“On the demand side, the farmers must adopt mechanisms like drip irrigation and rain water irrigation to efficiently utilise this scarce resource. On the supply side, there needs to be a shift in subsidies from the subsidies being provided from water-intensive crops to crops that use less water and charging water that goes to the farms so that farmers start valuing it.”
A case in point is Gujarat, a water deficient state with only 2% of the country’s water resources and 5% of the country’s population. Yet, it ranked first in water management in NITI Aayog’s 2019 edition of the Composite Water Management Index due to the serious efforts made w.r.t. source augmentation, source management and distribution management.
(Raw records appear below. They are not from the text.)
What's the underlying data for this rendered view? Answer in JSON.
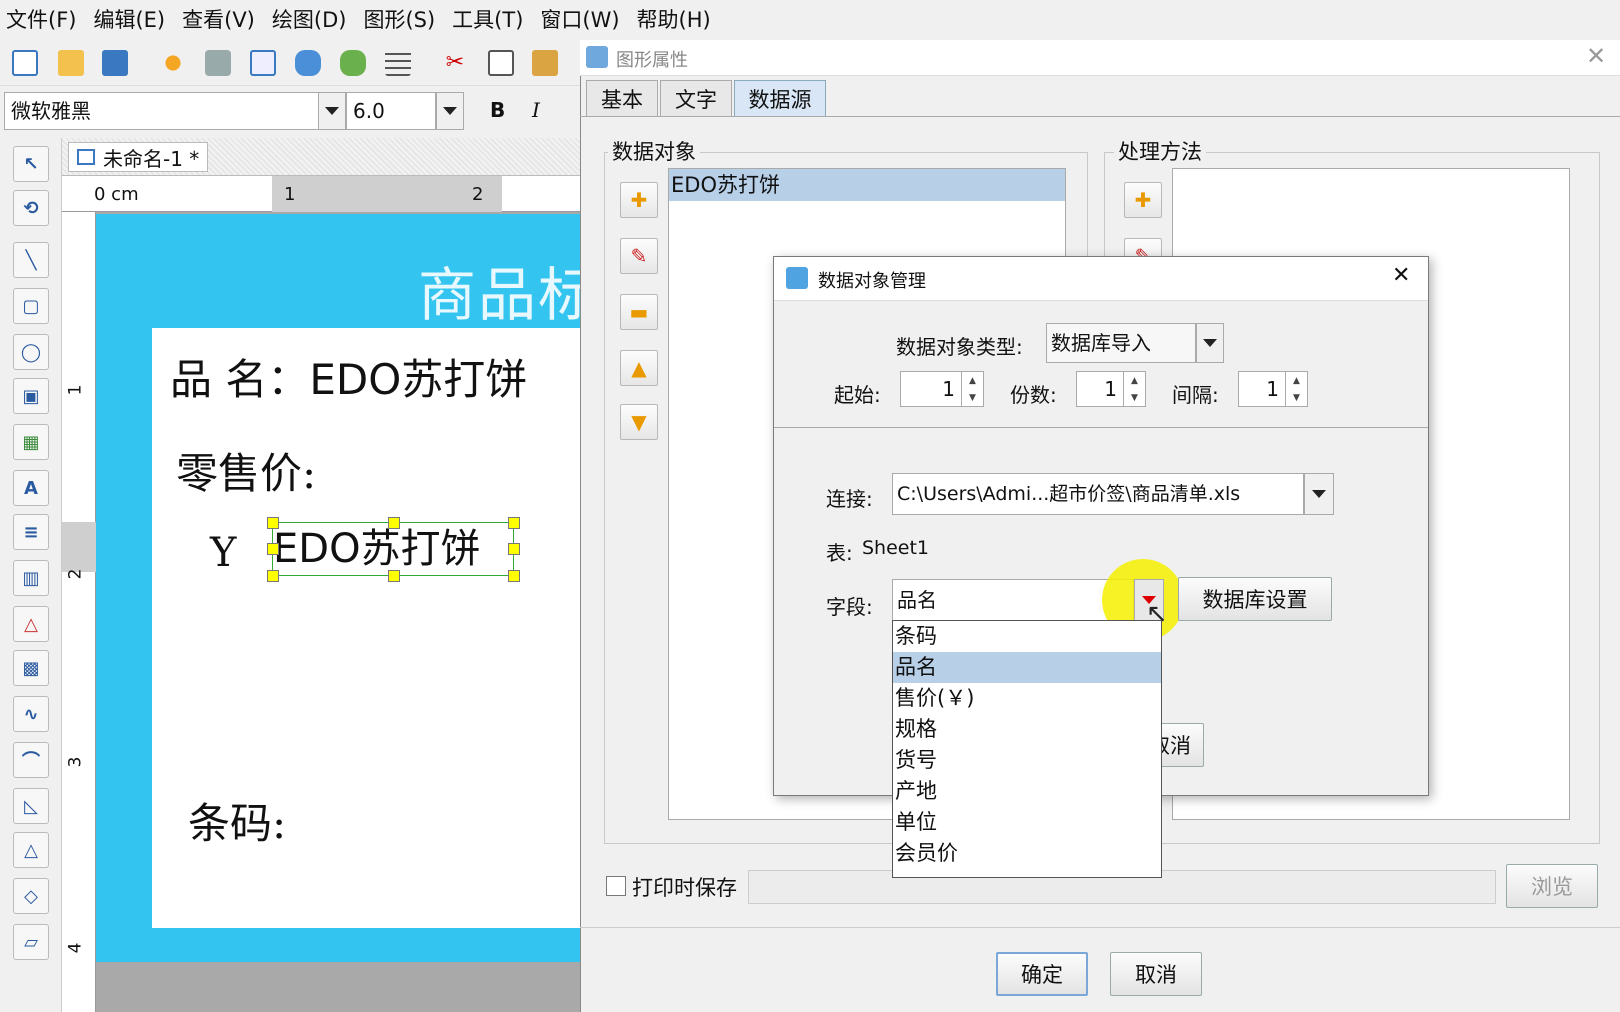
{
  "menubar": {
    "items": [
      "文件(F)",
      "编辑(E)",
      "查看(V)",
      "绘图(D)",
      "图形(S)",
      "工具(T)",
      "窗口(W)",
      "帮助(H)"
    ]
  },
  "fontbar": {
    "font_name": "微软雅黑",
    "font_size": "6.0",
    "bold": "B",
    "italic": "I"
  },
  "document": {
    "tab_title": "未命名-1 *",
    "ruler_unit": "0 cm",
    "ruler_h_marks": [
      "1",
      "2"
    ],
    "ruler_v_marks": [
      "1",
      "2",
      "3",
      "4"
    ]
  },
  "label": {
    "header": "商品标",
    "name_line": "品 名：EDO苏打饼",
    "price_label": "零售价:",
    "currency": "Y",
    "selected_text": "EDO苏打饼",
    "barcode_label": "条码:"
  },
  "properties_dialog": {
    "title": "图形属性",
    "tabs": [
      "基本",
      "文字",
      "数据源"
    ],
    "active_tab": "数据源",
    "data_object_label": "数据对象",
    "data_object_item": "EDO苏打饼",
    "method_label": "处理方法",
    "print_save_label": "打印时保存",
    "browse_label": "浏览",
    "ok_label": "确定",
    "cancel_label": "取消"
  },
  "data_object_dialog": {
    "title": "数据对象管理",
    "type_label": "数据对象类型:",
    "type_value": "数据库导入",
    "start_label": "起始:",
    "start_value": "1",
    "copies_label": "份数:",
    "copies_value": "1",
    "interval_label": "间隔:",
    "interval_value": "1",
    "connection_label": "连接:",
    "connection_value": "C:\\Users\\Admi...超市价签\\商品清单.xls",
    "table_label": "表:",
    "table_value": "Sheet1",
    "field_label": "字段:",
    "field_value": "品名",
    "db_settings_label": "数据库设置",
    "cancel_label": "取消",
    "field_options": [
      "条码",
      "品名",
      "售价(￥)",
      "规格",
      "货号",
      "产地",
      "单位",
      "会员价"
    ],
    "selected_option": "品名"
  },
  "colors": {
    "label_background": "#33c4f0",
    "selection_highlight": "#b8cfe8",
    "cursor_highlight": "#f5f000"
  }
}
Some of the notable initiatives include the Sujalam Sufalam Yojana (a water conservation scheme), Gujarat Green Revolution Company (to educate the farmers in adoption of scientific water management techniques), Jal Sanchay Abhiyan (a drive for storage of water), and Bhungroo (a water management initiative made successful through local governance).
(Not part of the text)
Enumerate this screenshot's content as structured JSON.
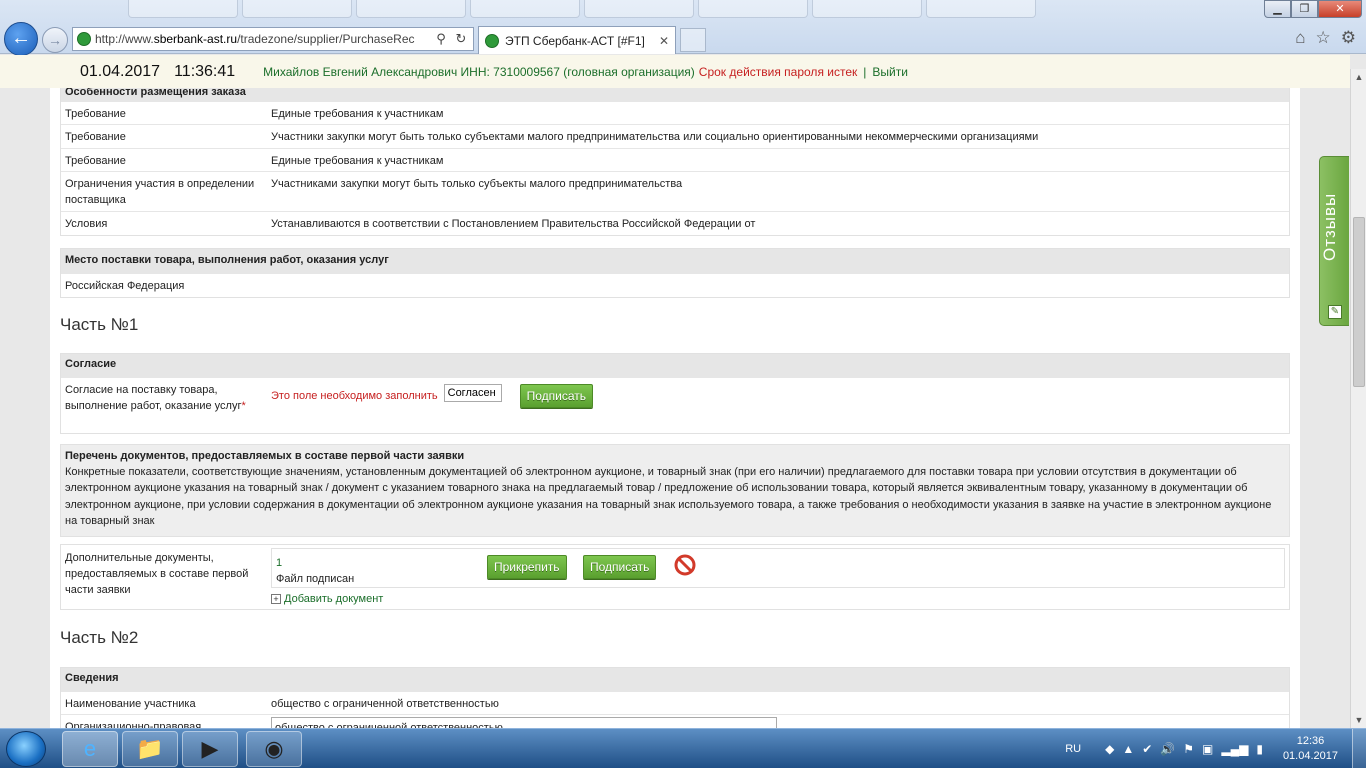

Some startups in India are also coming up with innovative solutions to address the paucity of water. WEGoT, a social impact startup, has developed VenAqua, an economical ultrasonic sensor, that helps users to capture and understand water availability from different sources, their real-time water use patterns, leaks and wastages, and thereby save water and costs. It has helped save over 300 million liters of water in 20,000+ homes since 2015. Similarly, Khyeti came up with a modular Greenhouse-in-a-Box to help small and marginal farmers to produce 7 times more output with 90% less water and costs only 50% of what a regular greenhouse would.
Further, India can also draw inspiration from countries like Israel, having 60% deserts as its topography. Today, it is a global leader in water management and technology. This is due to various measures such as educating citizens through TV campaigns, water recycling, water metering, imposing water tariffs, river rehabilitation, seawater desalinisation and so forth. Israel ranks first in the world in terms of wastewater recycling.
In the field of agriculture, the trend has been to utilise more recycled and storm water to irrigate crops. Further, the Israelis are developing new methods of irrigation (especially, drip irrigation system) and crop cultivation. This has been on account of the close collaboration and interaction between Israeli agricultural research institutes, farmers, and extension services.
Lastly, as suggested by the NABARD-ICRIER study, India must also consider some policy reforms. For example, it may consider charging water consumption in order to promote its rational use. At the same time, the power sector also needs price policy reforms. Increasing the procurement price of less water intensive crops like millets can also help farmers take up the cultivation of these crops.
The government may also consider shifting from price policy of heavily subsidizing inputs to direct benefit transfer of input subsidies to prevent the wastage of precious resources. It might also fix the upper limits of national VWT. The local governance institutions can also be roped in for efficient water management practices. It is only with timely and effective implementation these measures that India can save itself from a water-starved future.